| TASK OBJECTIVE |
Search the entries for the word "brands" and pull out each line that has it.
-.-.-
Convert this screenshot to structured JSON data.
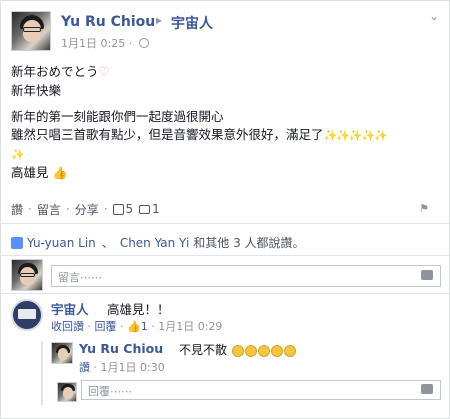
{
  "post": {
    "author": "Yu Ru Chiou",
    "arrow": "▸",
    "target": "宇宙人",
    "time": "1月1日 0:25",
    "lines": [
      "新年おめでとう",
      "新年快樂",
      "新年的第一刻能跟你們一起度過很開心",
      "雖然只唱三首歌有點少，但是音響效果意外很好，滿足了",
      "高雄見"
    ],
    "sparkles": "✨✨✨✨✨",
    "sparkle_single": "✨"
  },
  "actions": {
    "like": "讚",
    "comment": "留言",
    "share": "分享",
    "like_count": "5",
    "comment_count": "1"
  },
  "likes_bar": {
    "name1": "Yu-yuan Lin",
    "sep": "、",
    "name2": "Chen Yan Yi",
    "rest": "和其他 3 人都說讚。"
  },
  "comment_input": {
    "placeholder": "留言⋯⋯"
  },
  "comment1": {
    "author": "宇宙人",
    "text": "高雄見！！",
    "unlike": "收回讚",
    "reply": "回覆",
    "likes": "1",
    "time": "1月1日 0:29"
  },
  "reply1": {
    "author": "Yu Ru Chiou",
    "text": "不見不散",
    "like": "讚",
    "time": "1月1日 0:30"
  },
  "reply_input": {
    "placeholder": "回覆⋯⋯"
  }
}
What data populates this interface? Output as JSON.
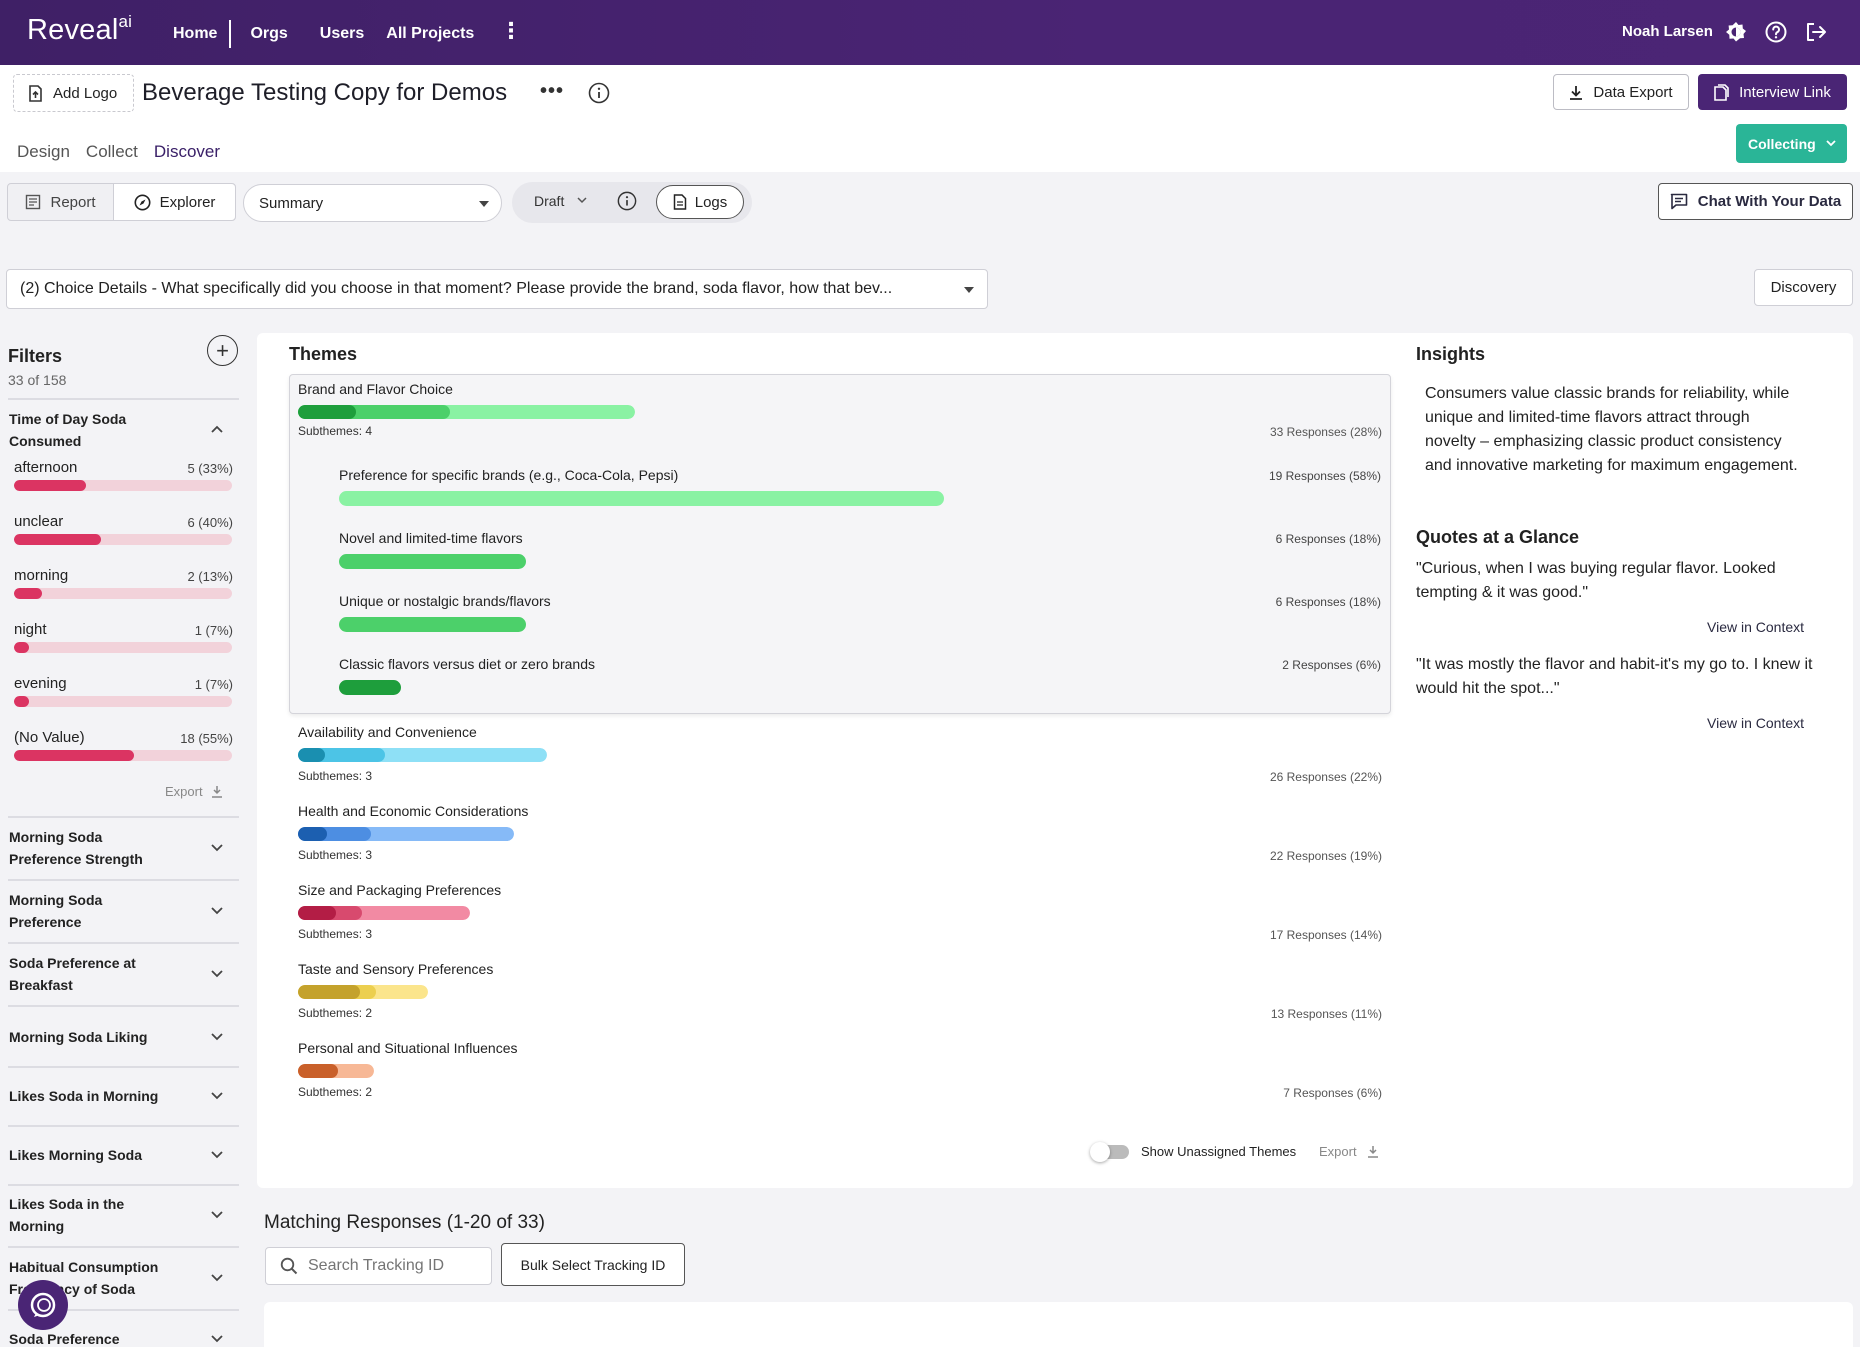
{
  "nav": {
    "logo": "Reveal",
    "logo_sup": "ai",
    "home": "Home",
    "orgs": "Orgs",
    "users": "Users",
    "all_projects": "All Projects",
    "user_name": "Noah Larsen"
  },
  "header": {
    "add_logo": "Add Logo",
    "title": "Beverage Testing Copy for Demos",
    "data_export": "Data Export",
    "interview_link": "Interview Link",
    "collecting": "Collecting",
    "tabs": [
      "Design",
      "Collect",
      "Discover"
    ],
    "active_tab": "Discover"
  },
  "toolbar": {
    "report": "Report",
    "explorer": "Explorer",
    "summary": "Summary",
    "draft": "Draft",
    "logs": "Logs",
    "chat": "Chat With Your Data",
    "question": "(2) Choice Details - What specifically did you choose in that moment? Please provide the brand, soda flavor, how that bev...",
    "discovery": "Discovery"
  },
  "filters": {
    "title": "Filters",
    "count": "33 of 158",
    "expanded_group": "Time of Day Soda Consumed",
    "values": [
      {
        "label": "afternoon",
        "count": "5 (33%)",
        "pct": 33
      },
      {
        "label": "unclear",
        "count": "6 (40%)",
        "pct": 40
      },
      {
        "label": "morning",
        "count": "2 (13%)",
        "pct": 13
      },
      {
        "label": "night",
        "count": "1 (7%)",
        "pct": 7
      },
      {
        "label": "evening",
        "count": "1 (7%)",
        "pct": 7
      },
      {
        "label": "(No Value)",
        "count": "18 (55%)",
        "pct": 55
      }
    ],
    "export": "Export",
    "groups": [
      "Morning Soda Preference Strength",
      "Morning Soda Preference",
      "Soda Preference at Breakfast",
      "Morning Soda Liking",
      "Likes Soda in Morning",
      "Likes Morning Soda",
      "Likes Soda in the Morning",
      "Habitual Consumption Frequency of Soda",
      "Soda Preference"
    ]
  },
  "themes": {
    "title": "Themes",
    "items": [
      {
        "name": "Brand and Flavor Choice",
        "subthemes": "Subthemes: 4",
        "responses": "33 Responses (28%)"
      },
      {
        "name": "Availability and Convenience",
        "subthemes": "Subthemes: 3",
        "responses": "26 Responses (22%)"
      },
      {
        "name": "Health and Economic Considerations",
        "subthemes": "Subthemes: 3",
        "responses": "22 Responses (19%)"
      },
      {
        "name": "Size and Packaging Preferences",
        "subthemes": "Subthemes: 3",
        "responses": "17 Responses (14%)"
      },
      {
        "name": "Taste and Sensory Preferences",
        "subthemes": "Subthemes: 2",
        "responses": "13 Responses (11%)"
      },
      {
        "name": "Personal and Situational Influences",
        "subthemes": "Subthemes: 2",
        "responses": "7 Responses (6%)"
      }
    ],
    "subthemes": [
      {
        "name": "Preference for specific brands (e.g., Coca-Cola, Pepsi)",
        "responses": "19 Responses (58%)"
      },
      {
        "name": "Novel and limited-time flavors",
        "responses": "6 Responses (18%)"
      },
      {
        "name": "Unique or nostalgic brands/flavors",
        "responses": "6 Responses (18%)"
      },
      {
        "name": "Classic flavors versus diet or zero brands",
        "responses": "2 Responses (6%)"
      }
    ],
    "show_unassigned": "Show Unassigned Themes",
    "export": "Export",
    "colors": {
      "green": [
        "#1e9e3c",
        "#4cd06a",
        "#8af2a3"
      ],
      "cyan": [
        "#1a8fb0",
        "#4cc4e6",
        "#8ee0f6"
      ],
      "blue": [
        "#1c5fb0",
        "#4d8ee2",
        "#86baf7"
      ],
      "red": [
        "#b31d45",
        "#d84a6e",
        "#f28aa3"
      ],
      "yellow": [
        "#c4a22c",
        "#eccf4f",
        "#fbe58c"
      ],
      "orange": [
        "#c9602a",
        "#f0925f",
        "#f7b896"
      ]
    }
  },
  "insights": {
    "title": "Insights",
    "text": "Consumers value classic brands for reliability, while unique and limited-time flavors attract through novelty – emphasizing classic product consistency and innovative marketing for maximum engagement.",
    "quotes_title": "Quotes at a Glance",
    "quotes": [
      "\"Curious, when I was buying regular flavor. Looked tempting & it was good.\"",
      "\"It was mostly the flavor and habit-it's my go to. I knew it would hit the spot...\""
    ],
    "view_in_context": "View in Context"
  },
  "matching": {
    "title": "Matching Responses (1-20 of 33)",
    "search_placeholder": "Search Tracking ID",
    "bulk_select": "Bulk Select Tracking ID"
  }
}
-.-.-
| TASK RESULT |
        "name": "Preference for specific brands (e.g., Coca-Cola, Pepsi)",
        "name": "Unique or nostalgic brands/flavors",
        "name": "Classic flavors versus diet or zero brands",
    "text": "Consumers value classic brands for reliability, while unique and limited-time flavors attract through novelty – emphasizing classic product consistency and innovative marketing for maximum engagement.",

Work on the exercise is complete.